### TASK TO CARRY OUT
Provide a verbatim copy of the data below.

### DATA
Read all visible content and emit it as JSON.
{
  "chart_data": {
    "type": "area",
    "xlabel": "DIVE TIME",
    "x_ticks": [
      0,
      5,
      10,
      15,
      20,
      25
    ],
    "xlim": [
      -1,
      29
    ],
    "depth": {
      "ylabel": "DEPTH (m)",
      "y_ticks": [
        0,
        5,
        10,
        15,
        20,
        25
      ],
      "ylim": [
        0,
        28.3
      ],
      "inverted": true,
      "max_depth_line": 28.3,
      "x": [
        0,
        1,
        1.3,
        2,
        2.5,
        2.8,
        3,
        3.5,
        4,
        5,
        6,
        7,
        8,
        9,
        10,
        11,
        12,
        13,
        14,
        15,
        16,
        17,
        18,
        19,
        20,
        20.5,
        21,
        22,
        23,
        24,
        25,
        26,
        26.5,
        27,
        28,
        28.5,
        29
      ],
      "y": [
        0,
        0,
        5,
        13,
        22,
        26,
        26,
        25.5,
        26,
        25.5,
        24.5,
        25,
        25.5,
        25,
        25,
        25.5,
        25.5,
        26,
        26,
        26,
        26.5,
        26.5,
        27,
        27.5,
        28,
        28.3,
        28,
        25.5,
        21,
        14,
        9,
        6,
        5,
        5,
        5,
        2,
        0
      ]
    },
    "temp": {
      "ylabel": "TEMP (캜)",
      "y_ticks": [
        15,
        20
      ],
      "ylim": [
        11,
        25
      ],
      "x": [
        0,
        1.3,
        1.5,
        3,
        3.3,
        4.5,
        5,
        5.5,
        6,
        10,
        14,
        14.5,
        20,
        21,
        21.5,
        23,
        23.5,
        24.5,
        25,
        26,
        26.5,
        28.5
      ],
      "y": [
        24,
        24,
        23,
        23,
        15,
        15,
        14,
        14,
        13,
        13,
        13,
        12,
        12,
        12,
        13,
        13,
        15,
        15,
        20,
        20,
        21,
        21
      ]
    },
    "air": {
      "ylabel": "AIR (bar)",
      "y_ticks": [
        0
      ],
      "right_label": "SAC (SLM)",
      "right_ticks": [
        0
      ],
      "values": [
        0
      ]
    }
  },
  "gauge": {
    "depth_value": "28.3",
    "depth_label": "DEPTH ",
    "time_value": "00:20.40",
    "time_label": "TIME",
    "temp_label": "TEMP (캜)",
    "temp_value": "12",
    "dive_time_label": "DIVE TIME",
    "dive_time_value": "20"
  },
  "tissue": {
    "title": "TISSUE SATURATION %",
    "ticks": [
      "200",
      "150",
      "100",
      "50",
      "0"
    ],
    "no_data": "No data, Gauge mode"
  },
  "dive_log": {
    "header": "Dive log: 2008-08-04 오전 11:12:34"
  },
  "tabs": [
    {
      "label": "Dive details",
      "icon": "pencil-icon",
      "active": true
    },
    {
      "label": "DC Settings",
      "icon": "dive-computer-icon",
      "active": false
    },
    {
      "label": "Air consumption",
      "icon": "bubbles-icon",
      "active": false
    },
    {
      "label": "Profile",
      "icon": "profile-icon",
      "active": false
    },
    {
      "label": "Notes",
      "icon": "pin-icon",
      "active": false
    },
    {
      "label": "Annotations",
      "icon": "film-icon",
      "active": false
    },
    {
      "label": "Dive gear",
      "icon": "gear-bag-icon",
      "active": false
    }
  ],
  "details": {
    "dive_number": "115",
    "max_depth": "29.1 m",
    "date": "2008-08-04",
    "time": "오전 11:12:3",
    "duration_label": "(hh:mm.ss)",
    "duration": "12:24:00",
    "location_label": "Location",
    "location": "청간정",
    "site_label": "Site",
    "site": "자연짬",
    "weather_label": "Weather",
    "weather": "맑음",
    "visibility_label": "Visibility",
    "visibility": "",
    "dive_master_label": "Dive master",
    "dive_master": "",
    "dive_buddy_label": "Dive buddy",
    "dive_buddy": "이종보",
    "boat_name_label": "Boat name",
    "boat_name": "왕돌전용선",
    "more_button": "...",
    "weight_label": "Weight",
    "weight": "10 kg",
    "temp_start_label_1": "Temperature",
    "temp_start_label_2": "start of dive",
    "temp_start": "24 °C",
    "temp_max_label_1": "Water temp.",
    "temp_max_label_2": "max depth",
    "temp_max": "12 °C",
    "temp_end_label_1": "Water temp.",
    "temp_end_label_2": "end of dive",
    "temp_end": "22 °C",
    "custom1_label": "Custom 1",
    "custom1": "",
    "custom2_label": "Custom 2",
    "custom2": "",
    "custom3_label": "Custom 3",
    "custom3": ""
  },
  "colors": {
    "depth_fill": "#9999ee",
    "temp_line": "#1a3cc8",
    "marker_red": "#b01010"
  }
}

### RESULT
Read all visible content and emit it as JSON.
{
  "chart_data": {
    "type": "area",
    "xlabel": "DIVE TIME",
    "x_ticks": [
      0,
      5,
      10,
      15,
      20,
      25
    ],
    "xlim": [
      -1,
      29
    ],
    "depth": {
      "ylabel": "DEPTH (m)",
      "y_ticks": [
        0,
        5,
        10,
        15,
        20,
        25
      ],
      "ylim": [
        0,
        28.3
      ],
      "inverted": true,
      "max_depth_line": 28.3,
      "x": [
        0,
        1,
        1.3,
        2,
        2.5,
        2.8,
        3,
        3.5,
        4,
        5,
        6,
        7,
        8,
        9,
        10,
        11,
        12,
        13,
        14,
        15,
        16,
        17,
        18,
        19,
        20,
        20.5,
        21,
        22,
        23,
        24,
        25,
        26,
        26.5,
        27,
        28,
        28.5,
        29
      ],
      "y": [
        0,
        0,
        5,
        13,
        22,
        26,
        26,
        25.5,
        26,
        25.5,
        24.5,
        25,
        25.5,
        25,
        25,
        25.5,
        25.5,
        26,
        26,
        26,
        26.5,
        26.5,
        27,
        27.5,
        28,
        28.3,
        28,
        25.5,
        21,
        14,
        9,
        6,
        5,
        5,
        5,
        2,
        0
      ]
    },
    "temp": {
      "ylabel": "TEMP (캜)",
      "y_ticks": [
        15,
        20
      ],
      "ylim": [
        11,
        25
      ],
      "x": [
        0,
        1.3,
        1.5,
        3,
        3.3,
        4.5,
        5,
        5.5,
        6,
        10,
        14,
        14.5,
        20,
        21,
        21.5,
        23,
        23.5,
        24.5,
        25,
        26,
        26.5,
        28.5
      ],
      "y": [
        24,
        24,
        23,
        23,
        15,
        15,
        14,
        14,
        13,
        13,
        13,
        12,
        12,
        12,
        13,
        13,
        15,
        15,
        20,
        20,
        21,
        21
      ]
    },
    "air": {
      "ylabel": "AIR (bar)",
      "y_ticks": [
        0
      ],
      "right_label": "SAC (SLM)",
      "right_ticks": [
        0
      ],
      "values": [
        0
      ]
    }
  },
  "gauge": {
    "depth_value": "28.3",
    "depth_label": "DEPTH ",
    "time_value": "00:20.40",
    "time_label": "TIME",
    "temp_label": "TEMP (캜)",
    "temp_value": "12",
    "dive_time_label": "DIVE TIME",
    "dive_time_value": "20"
  },
  "tissue": {
    "title": "TISSUE SATURATION %",
    "ticks": [
      "200",
      "150",
      "100",
      "50",
      "0"
    ],
    "no_data": "No data, Gauge mode"
  },
  "dive_log": {
    "header": "Dive log: 2008-08-04 오전 11:12:34"
  },
  "tabs": [
    {
      "label": "Dive details",
      "icon": "pencil-icon",
      "active": true
    },
    {
      "label": "DC Settings",
      "icon": "dive-computer-icon",
      "active": false
    },
    {
      "label": "Air consumption",
      "icon": "bubbles-icon",
      "active": false
    },
    {
      "label": "Profile",
      "icon": "profile-icon",
      "active": false
    },
    {
      "label": "Notes",
      "icon": "pin-icon",
      "active": false
    },
    {
      "label": "Annotations",
      "icon": "film-icon",
      "active": false
    },
    {
      "label": "Dive gear",
      "icon": "gear-bag-icon",
      "active": false
    }
  ],
  "details": {
    "dive_number": "115",
    "max_depth": "29.1 m",
    "date": "2008-08-04",
    "time": "오전 11:12:3",
    "duration_label": "(hh:mm.ss)",
    "duration": "12:24:00",
    "location_label": "Location",
    "location": "청간정",
    "site_label": "Site",
    "site": "자연짬",
    "weather_label": "Weather",
    "weather": "맑음",
    "visibility_label": "Visibility",
    "visibility": "",
    "dive_master_label": "Dive master",
    "dive_master": "",
    "dive_buddy_label": "Dive buddy",
    "dive_buddy": "이종보",
    "boat_name_label": "Boat name",
    "boat_name": "왕돌전용선",
    "more_button": "...",
    "weight_label": "Weight",
    "weight": "10 kg",
    "temp_start_label_1": "Temperature",
    "temp_start_label_2": "start of dive",
    "temp_start": "24 °C",
    "temp_max_label_1": "Water temp.",
    "temp_max_label_2": "max depth",
    "temp_max": "12 °C",
    "temp_end_label_1": "Water temp.",
    "temp_end_label_2": "end of dive",
    "temp_end": "22 °C",
    "custom1_label": "Custom 1",
    "custom1": "",
    "custom2_label": "Custom 2",
    "custom2": "",
    "custom3_label": "Custom 3",
    "custom3": ""
  },
  "colors": {
    "depth_fill": "#9999ee",
    "temp_line": "#1a3cc8",
    "marker_red": "#b01010"
  }
}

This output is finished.